As you can see in the code below, the fields are set to default text fields. This can be overridden by field arguments passed from the hook, which add the meta fields. The filter sgf_register_fields is registering the fields we added in the register_fields.php file with add_filter( ‘sgf_register_fields’, ‘sgf_post_fields’ ).
The filter sgf_register_fields is registering the fields we added in the register_fields.php file with add_filter( ‘sgf_register_fields’, ‘sgf_post_fields’ )
2. Register a Gutenberg Plugin to Add the Fields to Editor
You can add the fields to the front-end with two steps:
Step 2.1: Pass the fields to the block editor’s front-end JS via wp_localize_script.
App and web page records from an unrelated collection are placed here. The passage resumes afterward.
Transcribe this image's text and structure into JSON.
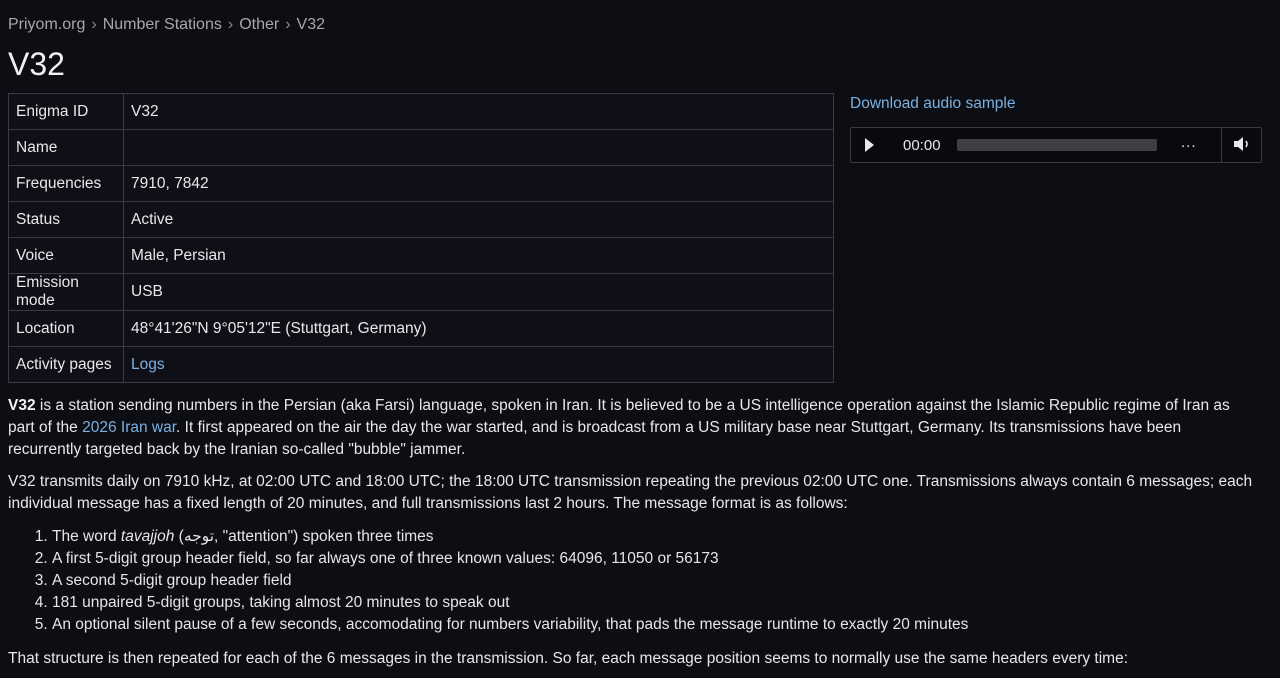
{
  "breadcrumb": {
    "items": [
      "Priyom.org",
      "Number Stations",
      "Other",
      "V32"
    ],
    "separator": "›"
  },
  "page_title": "V32",
  "info_table": [
    {
      "key": "Enigma ID",
      "value": "V32"
    },
    {
      "key": "Name",
      "value": ""
    },
    {
      "key": "Frequencies",
      "value": "7910, 7842"
    },
    {
      "key": "Status",
      "value": "Active"
    },
    {
      "key": "Voice",
      "value": "Male, Persian"
    },
    {
      "key": "Emission mode",
      "value": "USB"
    },
    {
      "key": "Location",
      "value": "48°41'26\"N 9°05'12\"E (Stuttgart, Germany)"
    },
    {
      "key": "Activity pages",
      "value": "Logs"
    }
  ],
  "audio": {
    "download_label": "Download audio sample",
    "time": "00:00",
    "more": "...",
    "progress": 0
  },
  "paragraph1": {
    "bold": "V32",
    "text_a": " is a station sending numbers in the Persian (aka Farsi) language, spoken in Iran. It is believed to be a US intelligence operation against the Islamic Republic regime of Iran as part of the ",
    "link": "2026 Iran war",
    "text_b": ". It first appeared on the air the day the war started, and is broadcast from a US military base near Stuttgart, Germany. Its transmissions have been recurrently targeted back by the Iranian so-called \"bubble\" jammer."
  },
  "paragraph2": "V32 transmits daily on 7910 kHz, at 02:00 UTC and 18:00 UTC; the 18:00 UTC transmission repeating the previous 02:00 UTC one. Transmissions always contain 6 messages; each individual message has a fixed length of 20 minutes, and full transmissions last 2 hours. The message format is as follows:",
  "steps": {
    "first_a": "The word ",
    "first_italic": "tavajjoh",
    "first_b": " (توجه, \"attention\") spoken three times",
    "items": [
      "A first 5-digit group header field, so far always one of three known values: 64096, 11050 or 56173",
      "A second 5-digit group header field",
      "181 unpaired 5-digit groups, taking almost 20 minutes to speak out",
      "An optional silent pause of a few seconds, accomodating for numbers variability, that pads the message runtime to exactly 20 minutes"
    ]
  },
  "paragraph3": "That structure is then repeated for each of the 6 messages in the transmission. So far, each message position seems to normally use the same headers every time:"
}
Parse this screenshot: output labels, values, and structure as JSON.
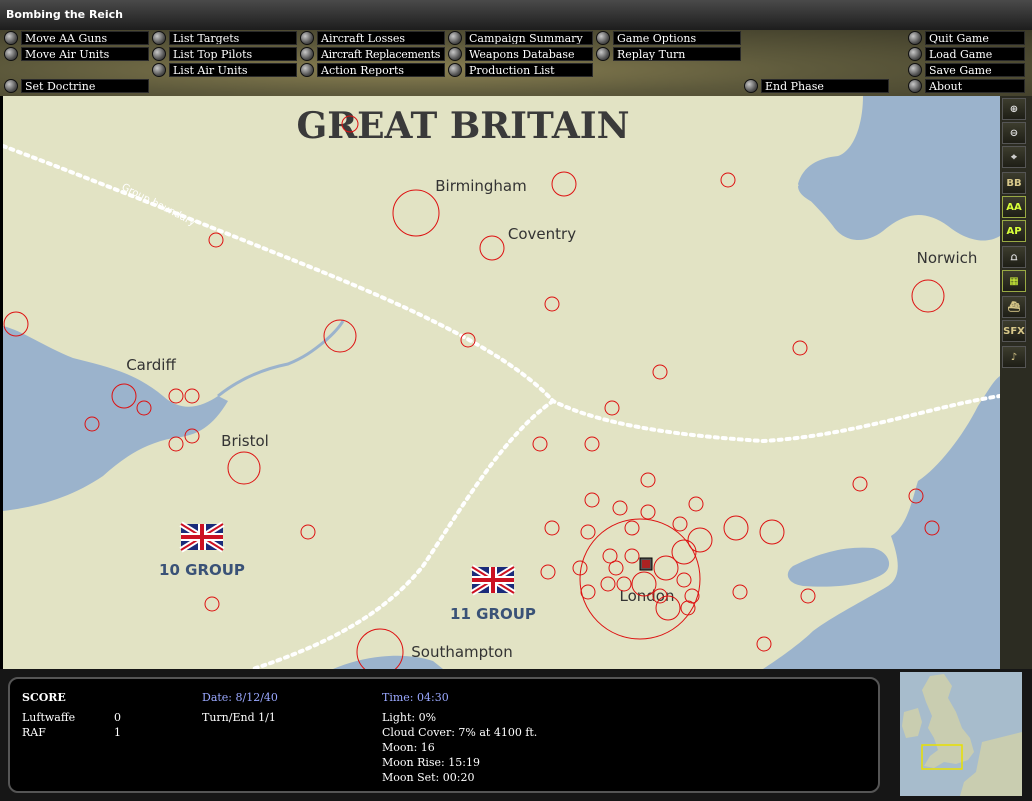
{
  "window": {
    "title": "Bombing the Reich"
  },
  "menu": {
    "move_aa_guns": "Move AA Guns",
    "move_air_units": "Move Air Units",
    "set_doctrine": "Set Doctrine",
    "list_targets": "List Targets",
    "list_top_pilots": "List Top Pilots",
    "list_air_units": "List Air Units",
    "aircraft_losses": "Aircraft Losses",
    "aircraft_replacements": "Aircraft Replacements",
    "action_reports": "Action Reports",
    "campaign_summary": "Campaign Summary",
    "weapons_database": "Weapons Database",
    "production_list": "Production List",
    "game_options": "Game Options",
    "replay_turn": "Replay Turn",
    "end_phase": "End Phase",
    "quit_game": "Quit Game",
    "load_game": "Load Game",
    "save_game": "Save Game",
    "about": "About"
  },
  "map": {
    "title": "GREAT BRITAIN",
    "boundary_label": "Group boundary",
    "cities": {
      "birmingham": "Birmingham",
      "coventry": "Coventry",
      "norwich": "Norwich",
      "cardiff": "Cardiff",
      "bristol": "Bristol",
      "london": "London",
      "southampton": "Southampton"
    },
    "groups": {
      "g10": "10 GROUP",
      "g11": "11 GROUP"
    },
    "colors": {
      "land": "#e2e3c4",
      "sea": "#9bb3cc",
      "target_ring": "#dd1111",
      "group_text": "#3a5277"
    }
  },
  "toolbar": {
    "bb": "BB",
    "aa": "AA",
    "ap": "AP",
    "sfx": "SFX",
    "icons": [
      "zoom-in-icon",
      "zoom-out-icon",
      "crosshair-icon",
      "bb-toggle",
      "aa-toggle",
      "ap-toggle",
      "bridge-icon",
      "factory-icon",
      "ship-icon",
      "sfx-toggle",
      "music-note-icon"
    ]
  },
  "status": {
    "score_label": "SCORE",
    "luftwaffe_label": "Luftwaffe",
    "luftwaffe_score": "0",
    "raf_label": "RAF",
    "raf_score": "1",
    "date": "Date: 8/12/40",
    "turn": "Turn/End 1/1",
    "time": "Time: 04:30",
    "light": "Light: 0%",
    "cloud": "Cloud Cover: 7% at 4100 ft.",
    "moon": "Moon: 16",
    "moon_rise": "Moon Rise: 15:19",
    "moon_set": "Moon Set: 00:20"
  }
}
This hook was initially created to pass the front-end 18 transition strings, and it is widely used to pass variables to JS apps. The hook prints a global JS variable with the data passed, allowing the app to access the variable and use the data.
Step 2.2: Render Gutenberg plugins with the field’s data passed from the backend in the variable sgf_data.
As you can see in the code below, we loop over the field’s data and render the appropriate components with an index, matched by the control value in the field’s data.
index.js — main plugin file
This file is used to map between the field attribute “control” and the corresponding React component, rendering the file within the Gutenberg panel.
This is a simple text field. The component contains logic to manage two types of rendering: the first is a simple render that fetches and saves the data to a meta field. The second handles the render inside a repeater, fetched by the code, which then updates the values from inner values inside an array of the metadata by key.
This control allows for the addition of multiple repeatable fields inside one meta key. Currently, the only inner control supported is text control.
You can see that the file has logic buttons that dynamically add and remove repeating fields.
The Gutenberg media upload component stores the media with a Post ID. This is a wrapper for the Gutenberg media upload component which converts the Post ID to an image URL. It has some extra logic for an image placeholder via the Gutenberg
select API from the
Let’s see the field controls from register-fields.php in action!
You can find more details about the plugin and development in the readme file.
Note: This plugin’s purpose is to demonstrate a concept, do not use it as-is on a live site.